“I’m not exactly sure yet. I took kind of a week off, and then I ended up, actually, getting COVID,” said Spieth, when asked about his current form after such a lengthy break.
“So then I was out for a little while. And then so I’m just kind of starting to get it back the last week or so and kind of get back on track.
“And so I’ve only played a couple rounds and so I’m looking to kind of maybe knock a little rust off that I didn’t think would necessarily be here.
“But, yeah, I feel good. I feel strong. I feel ready to go for a good stretch of golf coming up.”
Spieth isn’t sure how he caught the COVID-19 virus, which now appears to have emanated from a lab in Wuhan, China, and not from a market in the totalitarian communist country.
He first noticed the flu-like symptoms on the Tuesday of the Zurich Classic week, which lasted about “a day and a half.” And for the five days that followed, it was more lingering cold-like symptoms such as congestion and a stuffy nose.
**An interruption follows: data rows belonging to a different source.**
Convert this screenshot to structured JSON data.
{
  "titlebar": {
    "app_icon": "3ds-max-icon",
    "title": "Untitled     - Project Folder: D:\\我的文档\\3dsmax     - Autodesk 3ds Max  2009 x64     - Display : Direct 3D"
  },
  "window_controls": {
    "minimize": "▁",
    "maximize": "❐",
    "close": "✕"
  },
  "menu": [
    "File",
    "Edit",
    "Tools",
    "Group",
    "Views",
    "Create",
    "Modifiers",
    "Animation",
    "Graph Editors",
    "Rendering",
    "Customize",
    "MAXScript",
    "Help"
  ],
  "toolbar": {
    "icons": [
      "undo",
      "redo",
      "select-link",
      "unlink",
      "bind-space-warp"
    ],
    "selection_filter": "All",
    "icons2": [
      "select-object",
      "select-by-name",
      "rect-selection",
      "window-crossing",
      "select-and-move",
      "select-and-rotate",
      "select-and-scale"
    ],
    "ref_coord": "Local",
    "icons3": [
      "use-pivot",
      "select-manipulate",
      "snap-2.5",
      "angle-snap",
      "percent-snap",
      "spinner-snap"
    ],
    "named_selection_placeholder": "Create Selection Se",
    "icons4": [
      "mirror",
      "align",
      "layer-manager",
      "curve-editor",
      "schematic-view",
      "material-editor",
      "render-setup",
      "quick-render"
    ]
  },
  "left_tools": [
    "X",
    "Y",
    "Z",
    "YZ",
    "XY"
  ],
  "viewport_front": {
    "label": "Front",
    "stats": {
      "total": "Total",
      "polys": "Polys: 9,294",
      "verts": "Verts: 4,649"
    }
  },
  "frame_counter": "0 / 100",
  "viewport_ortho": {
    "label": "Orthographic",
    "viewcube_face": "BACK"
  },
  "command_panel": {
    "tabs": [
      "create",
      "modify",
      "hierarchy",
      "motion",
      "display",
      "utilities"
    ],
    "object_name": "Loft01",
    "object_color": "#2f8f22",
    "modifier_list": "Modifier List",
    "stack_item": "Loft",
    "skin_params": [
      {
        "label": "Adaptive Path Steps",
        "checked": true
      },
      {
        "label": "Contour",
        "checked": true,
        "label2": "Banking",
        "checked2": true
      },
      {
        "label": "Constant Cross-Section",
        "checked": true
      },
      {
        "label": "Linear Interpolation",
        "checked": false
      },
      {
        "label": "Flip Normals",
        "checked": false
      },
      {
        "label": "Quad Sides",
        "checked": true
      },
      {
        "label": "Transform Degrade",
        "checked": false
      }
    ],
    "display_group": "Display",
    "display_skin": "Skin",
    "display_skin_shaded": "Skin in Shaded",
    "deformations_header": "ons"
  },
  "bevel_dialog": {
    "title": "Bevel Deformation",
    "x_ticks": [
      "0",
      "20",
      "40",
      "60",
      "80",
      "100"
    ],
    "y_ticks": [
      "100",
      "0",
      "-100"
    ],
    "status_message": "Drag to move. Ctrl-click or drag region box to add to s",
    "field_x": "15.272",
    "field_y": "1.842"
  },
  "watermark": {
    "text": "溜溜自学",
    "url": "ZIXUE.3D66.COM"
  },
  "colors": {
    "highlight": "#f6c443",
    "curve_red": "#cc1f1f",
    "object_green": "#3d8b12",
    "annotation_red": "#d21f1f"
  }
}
“Not really sure when I got it, to be honest, because nobody I was around ever got it,” said Spieth, when asked to talk more about his COVID symptoms.
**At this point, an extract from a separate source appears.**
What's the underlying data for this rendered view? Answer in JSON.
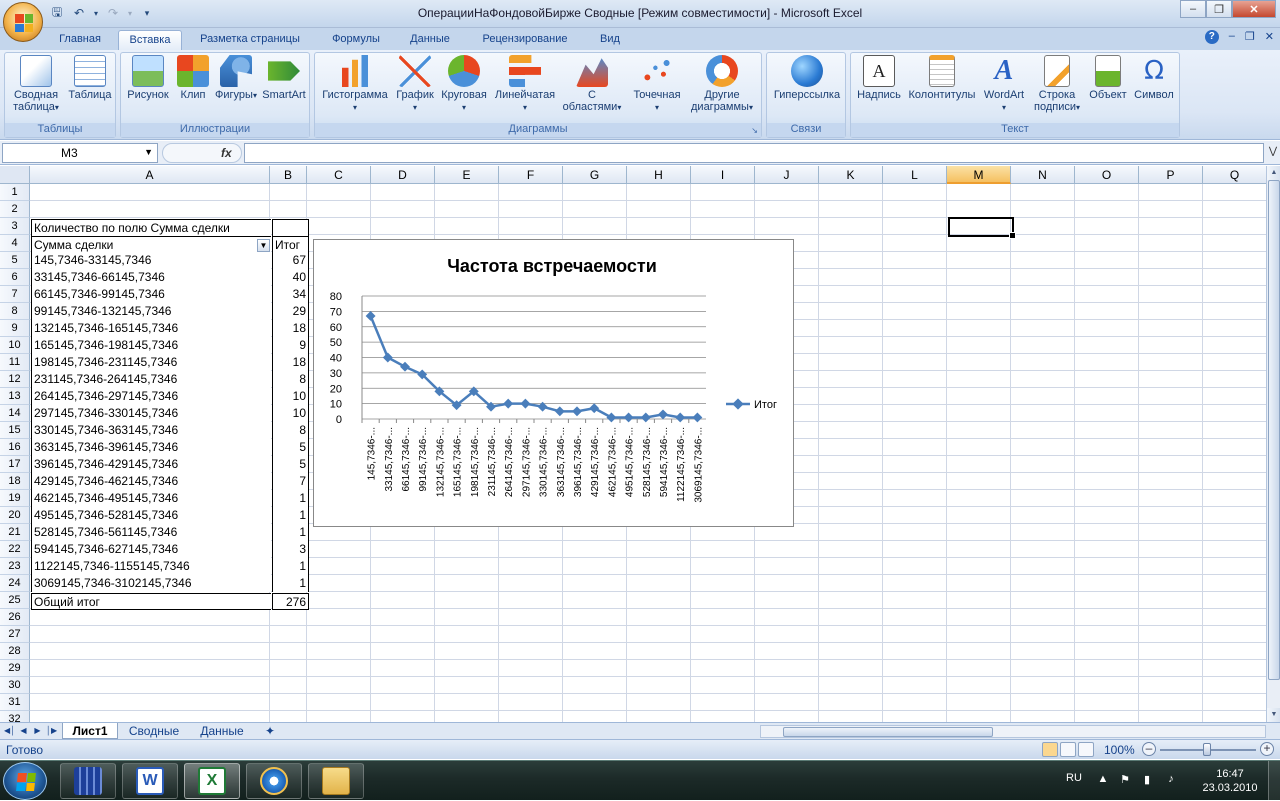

“And, then, yeah, it was the Wednesday of New Orleans, I think, when I, when it — or Tuesday of New Orleans when I started my symptoms and it was bad for a day and a half and then it was just kind of annoying for the next five days, kind of lost energy, and sinus stuff.
“And then after that I started to kind of get full strength back and I would say the last week to week and a half now I’ve been acting as if it never happened.
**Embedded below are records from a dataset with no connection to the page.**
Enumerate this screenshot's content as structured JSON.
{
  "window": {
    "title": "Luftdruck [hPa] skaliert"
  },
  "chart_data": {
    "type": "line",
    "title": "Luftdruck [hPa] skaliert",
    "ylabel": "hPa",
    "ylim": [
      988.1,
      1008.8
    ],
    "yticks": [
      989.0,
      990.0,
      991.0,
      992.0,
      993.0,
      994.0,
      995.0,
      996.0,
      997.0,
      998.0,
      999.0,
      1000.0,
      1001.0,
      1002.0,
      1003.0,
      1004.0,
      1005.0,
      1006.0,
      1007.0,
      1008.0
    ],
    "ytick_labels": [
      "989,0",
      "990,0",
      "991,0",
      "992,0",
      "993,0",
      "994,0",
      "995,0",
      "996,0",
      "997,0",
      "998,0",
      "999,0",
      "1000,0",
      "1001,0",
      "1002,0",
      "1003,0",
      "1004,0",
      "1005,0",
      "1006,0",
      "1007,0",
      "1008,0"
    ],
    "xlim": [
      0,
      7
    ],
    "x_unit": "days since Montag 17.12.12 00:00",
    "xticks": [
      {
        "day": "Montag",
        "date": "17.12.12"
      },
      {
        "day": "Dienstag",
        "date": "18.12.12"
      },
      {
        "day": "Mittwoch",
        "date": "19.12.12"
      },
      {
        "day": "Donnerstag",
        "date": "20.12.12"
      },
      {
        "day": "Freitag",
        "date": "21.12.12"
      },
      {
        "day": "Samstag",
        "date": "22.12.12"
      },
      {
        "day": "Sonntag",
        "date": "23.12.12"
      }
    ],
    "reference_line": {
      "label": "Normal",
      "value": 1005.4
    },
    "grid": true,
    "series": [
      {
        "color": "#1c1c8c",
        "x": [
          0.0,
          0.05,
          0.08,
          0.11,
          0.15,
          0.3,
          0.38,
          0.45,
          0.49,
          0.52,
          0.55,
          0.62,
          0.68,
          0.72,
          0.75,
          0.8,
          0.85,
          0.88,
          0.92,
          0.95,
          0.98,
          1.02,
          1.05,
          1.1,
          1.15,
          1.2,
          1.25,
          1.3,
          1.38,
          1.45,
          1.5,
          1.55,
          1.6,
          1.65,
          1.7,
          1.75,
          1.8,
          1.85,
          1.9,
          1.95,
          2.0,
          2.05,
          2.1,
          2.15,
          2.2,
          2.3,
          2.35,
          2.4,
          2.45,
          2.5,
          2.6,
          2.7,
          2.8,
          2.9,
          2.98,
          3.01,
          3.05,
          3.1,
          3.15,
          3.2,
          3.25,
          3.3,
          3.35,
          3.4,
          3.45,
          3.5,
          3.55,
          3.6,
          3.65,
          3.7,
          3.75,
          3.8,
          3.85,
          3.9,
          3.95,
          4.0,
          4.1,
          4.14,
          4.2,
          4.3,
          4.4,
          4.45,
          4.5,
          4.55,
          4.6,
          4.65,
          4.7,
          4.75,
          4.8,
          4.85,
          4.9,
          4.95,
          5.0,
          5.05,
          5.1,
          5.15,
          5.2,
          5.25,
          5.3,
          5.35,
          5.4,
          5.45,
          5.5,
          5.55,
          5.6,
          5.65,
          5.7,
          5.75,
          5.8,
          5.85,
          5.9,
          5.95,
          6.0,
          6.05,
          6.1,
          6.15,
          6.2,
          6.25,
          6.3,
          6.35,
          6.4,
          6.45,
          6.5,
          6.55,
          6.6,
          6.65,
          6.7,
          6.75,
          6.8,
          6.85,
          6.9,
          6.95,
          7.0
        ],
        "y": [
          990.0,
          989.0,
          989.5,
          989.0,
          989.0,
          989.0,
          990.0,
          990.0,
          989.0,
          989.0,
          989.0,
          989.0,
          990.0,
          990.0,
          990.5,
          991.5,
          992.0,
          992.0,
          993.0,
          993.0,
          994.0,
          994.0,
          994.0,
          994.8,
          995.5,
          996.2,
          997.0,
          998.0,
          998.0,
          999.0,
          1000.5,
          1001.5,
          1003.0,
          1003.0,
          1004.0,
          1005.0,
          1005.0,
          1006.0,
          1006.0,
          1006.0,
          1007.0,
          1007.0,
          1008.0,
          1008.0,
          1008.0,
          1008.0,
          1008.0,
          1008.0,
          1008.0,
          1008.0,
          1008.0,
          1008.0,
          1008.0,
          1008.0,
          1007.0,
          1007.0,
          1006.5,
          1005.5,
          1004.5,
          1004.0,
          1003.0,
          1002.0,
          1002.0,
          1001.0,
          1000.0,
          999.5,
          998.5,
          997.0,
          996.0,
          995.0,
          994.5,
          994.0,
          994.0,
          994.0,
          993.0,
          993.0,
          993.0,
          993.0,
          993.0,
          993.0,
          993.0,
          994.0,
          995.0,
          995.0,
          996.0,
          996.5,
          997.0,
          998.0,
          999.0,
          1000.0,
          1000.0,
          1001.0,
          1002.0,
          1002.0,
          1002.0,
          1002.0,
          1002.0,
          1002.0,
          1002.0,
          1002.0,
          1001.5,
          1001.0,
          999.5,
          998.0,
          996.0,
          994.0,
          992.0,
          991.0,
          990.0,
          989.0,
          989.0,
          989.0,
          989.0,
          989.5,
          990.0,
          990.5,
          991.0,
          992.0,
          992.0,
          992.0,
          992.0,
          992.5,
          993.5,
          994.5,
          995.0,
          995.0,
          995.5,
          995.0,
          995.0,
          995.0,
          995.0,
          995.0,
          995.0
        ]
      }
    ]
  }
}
“I’ve just gone about my days and doing, feeling full energy and being able to hit kind of full workouts and practice sessions and all that kind of stuff.
“So just kind of set me back a little. It was actually, I guess, if there’s ever a good time during the season, it kind of worked out okay. But I was planning on continuing to play. I wasn’t planning on taking a month off in the spring.”
He also didn’t lose his sense of taste or smell, which are reported to be some of the more unique side effects of COVID, but he did find it “interesting” to quarantine from his wife in his own home.
“I didn’t lose taste or smell and I didn’t lose appetite, which was nice,” said Spieth. “But I had to quarantine away from my wife, which was — in the same house, which was interesting. So that I know a lot of people have had to do that over the years or over the last year or so.
“So, yeah, so, anyway, I guess it certainly could have been worse and so I was lucky with that.”
COVID, like any SARS virus, can be “a big deal” for the elderly and/or those with comorbidities, but for anyone under say 60, who is relatively healthy – particularly a 27-year old athlete, it’s generally like fighting off the flu.
Spieth confirmed this:
“It’s not really, in my opinion, it’s not really a big deal,” said Spieth, before catching himself.
He continued. “It’s certainly been a big deal for a lot of people. I’m not downplaying that. I’m just saying as far as me getting it.
“You know, I’m one of very many of who have gotten it and you just go about the process of what you’re supposed to do: stay home, stay away from people, wait until you get cleared, and then go back to work.”
For the opening two rounds, Spieth will be paired with fellow Texans Will Zalatoris and Scottie Scheffler.